• **Records shown**
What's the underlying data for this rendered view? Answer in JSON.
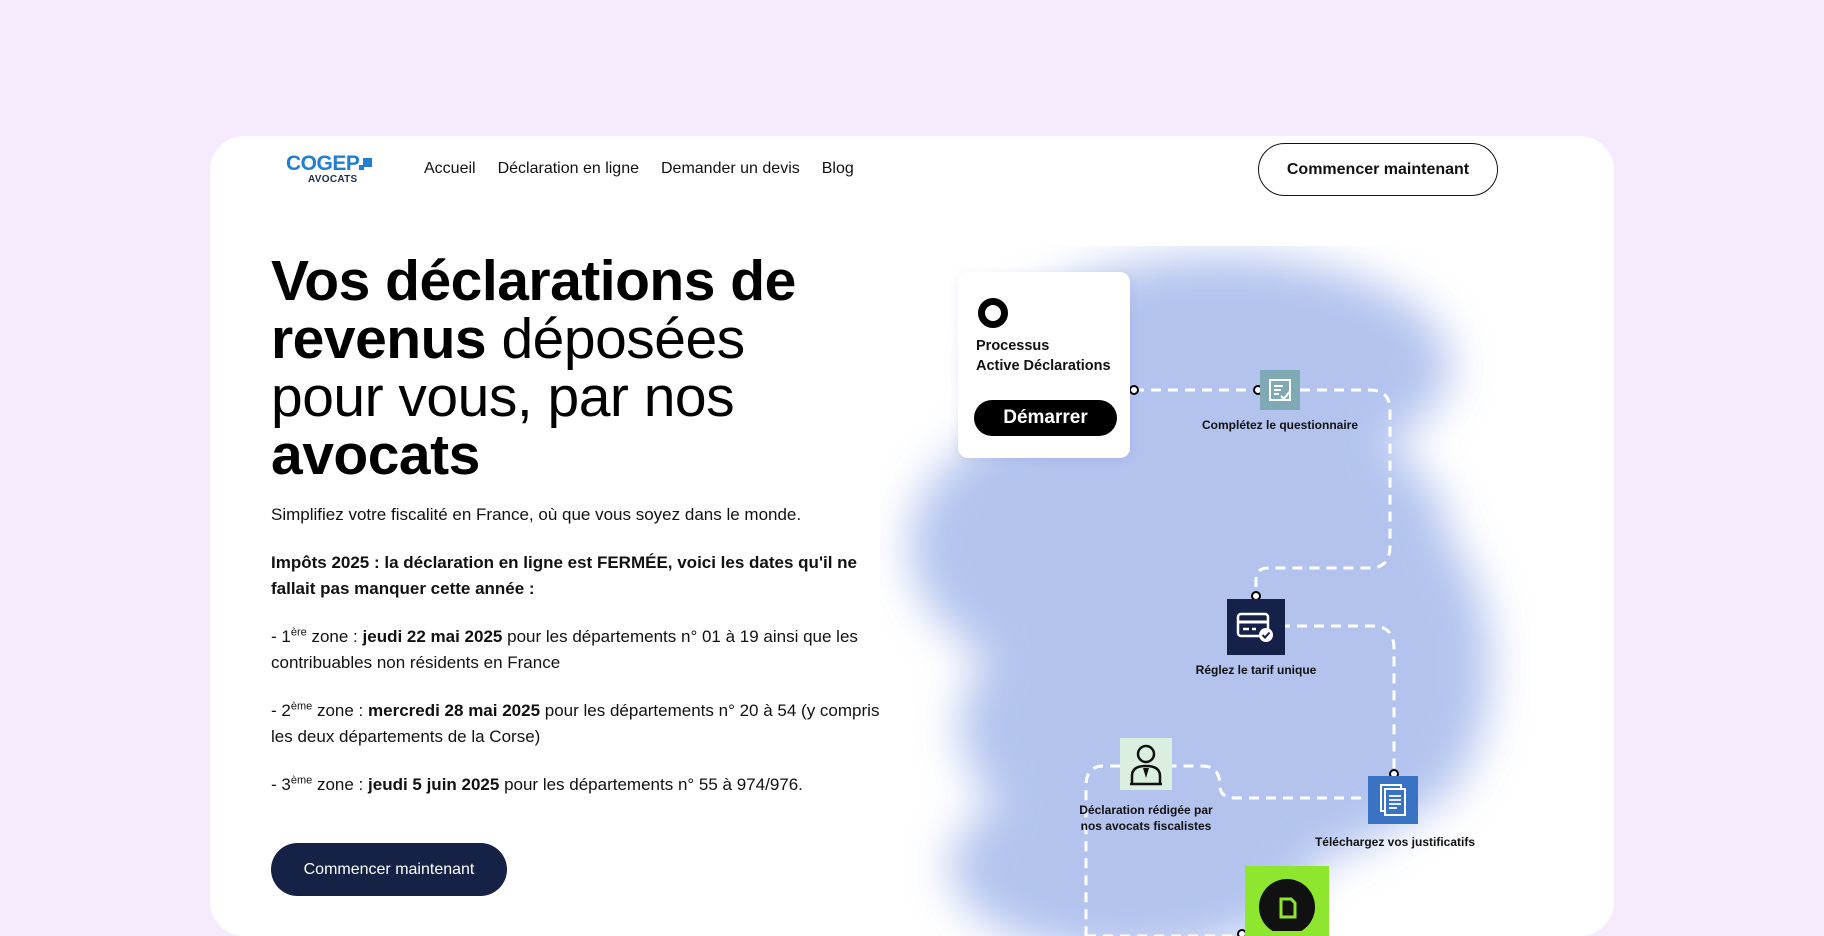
{
  "header": {
    "logo": {
      "brand": "COGEP",
      "sub": "AVOCATS"
    },
    "nav": [
      "Accueil",
      "Déclaration en ligne",
      "Demander un devis",
      "Blog"
    ],
    "cta": "Commencer maintenant"
  },
  "hero": {
    "title_parts": [
      {
        "text": "Vos déclarations de",
        "bold": true
      },
      {
        "text": "revenus",
        "bold": true
      },
      {
        "text": " déposées",
        "bold": false
      },
      {
        "text": "pour vous, par nos",
        "bold": false
      },
      {
        "text": "avocats",
        "bold": true
      }
    ],
    "lead": "Simplifiez votre fiscalité en France, où que vous soyez dans le monde.",
    "alert": "Impôts 2025 : la déclaration en ligne est FERMÉE, voici les dates qu'il ne fallait pas manquer cette année :",
    "zones": [
      {
        "prefix": "- 1",
        "sup": "ère",
        "mid": " zone : ",
        "date": "jeudi 22 mai 2025",
        "rest": " pour les départements n° 01 à 19 ainsi que les contribuables non résidents en France"
      },
      {
        "prefix": "- 2",
        "sup": "ème",
        "mid": " zone : ",
        "date": "mercredi 28 mai 2025",
        "rest": " pour les départements n° 20 à 54 (y compris les deux départements de la Corse)"
      },
      {
        "prefix": "- 3",
        "sup": "ème",
        "mid": " zone : ",
        "date": "jeudi 5 juin 2025",
        "rest": " pour les départements n° 55 à 974/976."
      }
    ],
    "cta": "Commencer maintenant"
  },
  "illustration": {
    "card_title_1": "Processus",
    "card_title_2": "Active Déclarations",
    "card_button": "Démarrer",
    "steps": {
      "questionnaire": "Complétez le questionnaire",
      "tarif": "Réglez le tarif unique",
      "redaction_1": "Déclaration rédigée par",
      "redaction_2": "nos avocats fiscalistes",
      "justificatifs": "Téléchargez vos justificatifs"
    },
    "colors": {
      "cloud": "#9db2ea",
      "navy": "#16214a",
      "teal": "#7fa9b5",
      "blue": "#3a73c4",
      "green": "#8fe62e"
    }
  }
}
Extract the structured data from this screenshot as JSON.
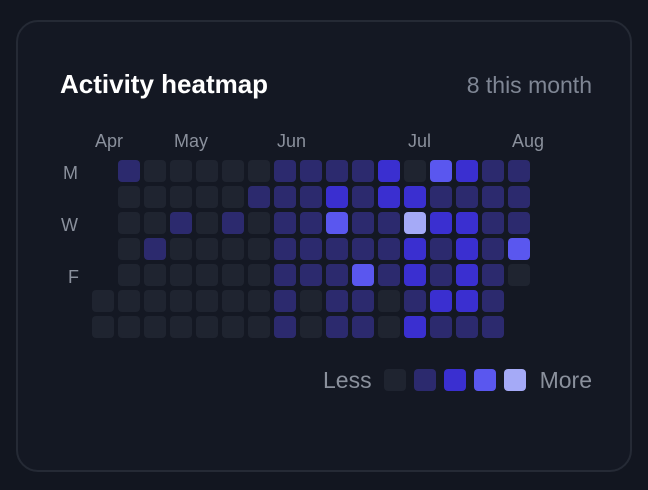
{
  "card": {
    "title": "Activity heatmap",
    "summary": "8 this month"
  },
  "months": [
    "Apr",
    "May",
    "Jun",
    "Jul",
    "Aug"
  ],
  "weekdays": [
    "M",
    "W",
    "F"
  ],
  "legend": {
    "less_label": "Less",
    "more_label": "More",
    "levels": [
      0,
      1,
      2,
      3,
      4
    ]
  },
  "colors": {
    "level_0": "#1f2430",
    "level_1": "#2c2a6e",
    "level_2": "#3a2fd0",
    "level_3": "#5a57ef",
    "level_4": "#a5aaf7"
  },
  "chart_data": {
    "type": "heatmap",
    "rows": 7,
    "columns": 17,
    "grid": [
      [
        null,
        1,
        0,
        0,
        0,
        0,
        0,
        1,
        1,
        1,
        1,
        2,
        0,
        3,
        2,
        1,
        1
      ],
      [
        null,
        0,
        0,
        0,
        0,
        0,
        1,
        1,
        1,
        2,
        1,
        2,
        2,
        1,
        1,
        1,
        1
      ],
      [
        null,
        0,
        0,
        1,
        0,
        1,
        0,
        1,
        1,
        3,
        1,
        1,
        4,
        2,
        2,
        1,
        1
      ],
      [
        null,
        0,
        1,
        0,
        0,
        0,
        0,
        1,
        1,
        1,
        1,
        1,
        2,
        1,
        2,
        1,
        3
      ],
      [
        null,
        0,
        0,
        0,
        0,
        0,
        0,
        1,
        1,
        1,
        3,
        1,
        2,
        1,
        2,
        1,
        0
      ],
      [
        0,
        0,
        0,
        0,
        0,
        0,
        0,
        1,
        0,
        1,
        1,
        0,
        1,
        2,
        2,
        1,
        null
      ],
      [
        0,
        0,
        0,
        0,
        0,
        0,
        0,
        1,
        0,
        1,
        1,
        0,
        2,
        1,
        1,
        1,
        null
      ]
    ]
  }
}
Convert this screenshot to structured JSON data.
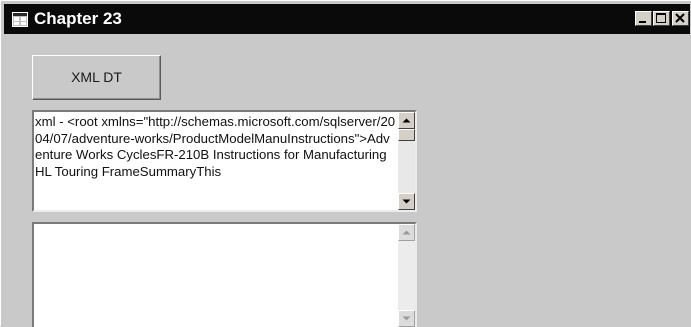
{
  "window": {
    "title": "Chapter 23",
    "icons": {
      "app": "app-window-icon",
      "minimize": "minimize-icon",
      "maximize": "maximize-icon",
      "close": "close-icon"
    }
  },
  "form": {
    "xml_button_label": "XML DT",
    "output_textbox": {
      "text": "xml - <root xmlns=\"http://schemas.microsoft.com/sqlserver/2004/07/adventure-works/ProductModelManuInstructions\">Adventure Works CyclesFR-210B Instructions for Manufacturing HL Touring FrameSummaryThis",
      "scrollbar": "enabled"
    },
    "input_textbox": {
      "text": "",
      "scrollbar": "disabled"
    }
  },
  "colors": {
    "titlebar": "#0a0a0a",
    "window_bg": "#c9c9c9",
    "textbox_bg": "#ffffff"
  }
}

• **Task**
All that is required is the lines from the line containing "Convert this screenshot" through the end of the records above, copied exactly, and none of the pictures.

• **Solved exercise**
Convert this screenshot to structured JSON data.
{
  "window": {
    "title": "Chapter 23",
    "icons": {
      "app": "app-window-icon",
      "minimize": "minimize-icon",
      "maximize": "maximize-icon",
      "close": "close-icon"
    }
  },
  "form": {
    "xml_button_label": "XML DT",
    "output_textbox": {
      "text": "xml - <root xmlns=\"http://schemas.microsoft.com/sqlserver/2004/07/adventure-works/ProductModelManuInstructions\">Adventure Works CyclesFR-210B Instructions for Manufacturing HL Touring FrameSummaryThis",
      "scrollbar": "enabled"
    },
    "input_textbox": {
      "text": "",
      "scrollbar": "disabled"
    }
  },
  "colors": {
    "titlebar": "#0a0a0a",
    "window_bg": "#c9c9c9",
    "textbox_bg": "#ffffff"
  }
}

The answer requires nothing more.